The day had come, the inevitable fate of the hero. The dealer dealt the cards to the ten competitors. Mr. Smith looked at his hand, a pair of jacks, he was the big blind and all the participants had paid the minimum bet. He knew he had to make a considerable raise for the players with bad “hands” to withdraw, but his intuition told him to bet everything.

All In.

The action was not as thought out as the circumstances warranted for, however it was already made. Most participants withdrew, except two. The first held queen and 10 of diamonds, the second a pair of aces. A cold sweat invaded the front of George, the colours left his face and his imagination led him to see himself as a beggar, or worse, to work eight hours Monday through Saturday, as was customary in the country in which he lived, to earn enough to survive.

The flop came with a jack, a nine and a deuce. The two of diamonds was keeping the other hand alive. The turn was a queen of diamonds.  The game gave hope to all. Finally the river came  with a tremendous surprise, Jack. George Smith caught his breath as he picked up the cards, the feeling of victory was greater than any drug, and he knew several.

As the tournament progressed, George became more aggressive, he was playing  from a privileged position and knew how to use it. He raised the stakes when he considered that his opponents had average cards, the sums were so large they were rarely matched. His knowledge of poker strategies enables him to be offensive, because the timid players lose money with the antes and when they try to be aggressive it is already too late.

When he was about to reach the final table, Mr. Smith embarked on a high bet with a hand that barely supported it. He lost.  He kept his composure and a few chips. He changed his style of play, to one of literally clinging to his money, with no care about his appearances.  He was aware that a defeat would make him an ordinary, fearful, abject and servile person. At this time he could feel the fear of losing and squander everything that his ancestors had fought for: being different, superior, having luxuries that can only be enjoyed by the scarce few.

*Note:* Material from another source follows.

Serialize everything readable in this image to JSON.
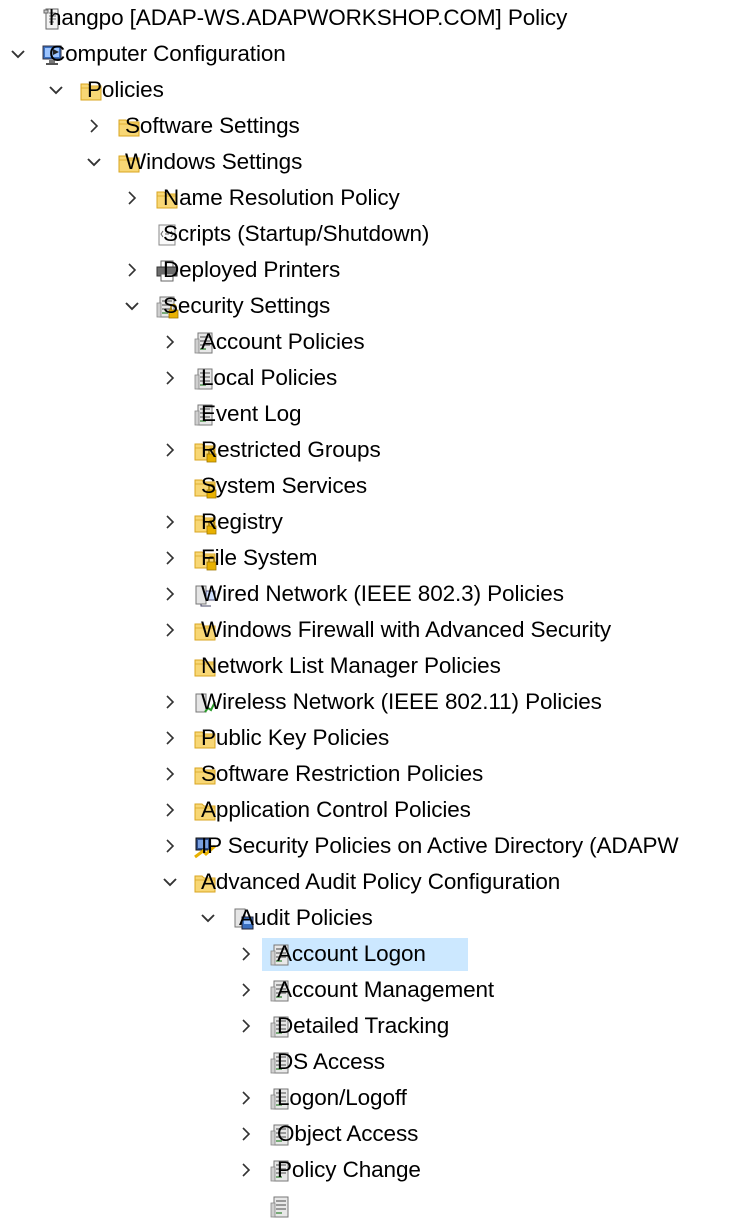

He made the final table.  He finished in ninth place. He kept his money, even increased it. He earned all because he had fought and more. He returned to North America, back to his business and his life; entrepreneur, millionaire, lucky, but the distance covered affected him like you never thought. The path of the hero was executed completely: He heard the call to adventure; he followed, crossed the threshold, passed the tests, died and rose again, obtained knowledge and would never again be the same.

George was not the same afterwards, in his eyes the seed of sympathy arose, he seemed to understand suffering. He’d presumed the causes of poverty to be lack of ambition and lack of cooperation. He realized that luck was a key factor in wealth, since it was a random action that an individual born in a particular place, a particular culture and education had access to certain information.

Mr. Smith was not heard from again shortly after returning from the business trip to Colombia. He sold his companies, houses, cars and other valuables. The rumours about his future are diverse, contradictory, but mostly uncertain. Some say he bought land in America and he farms, living off what he sows. Others argue that the money was donated to various foundations that seek to alleviate hunger in Africa. I just know his intuition told him to go all in.

Image Sea Eagle by Jim Bendon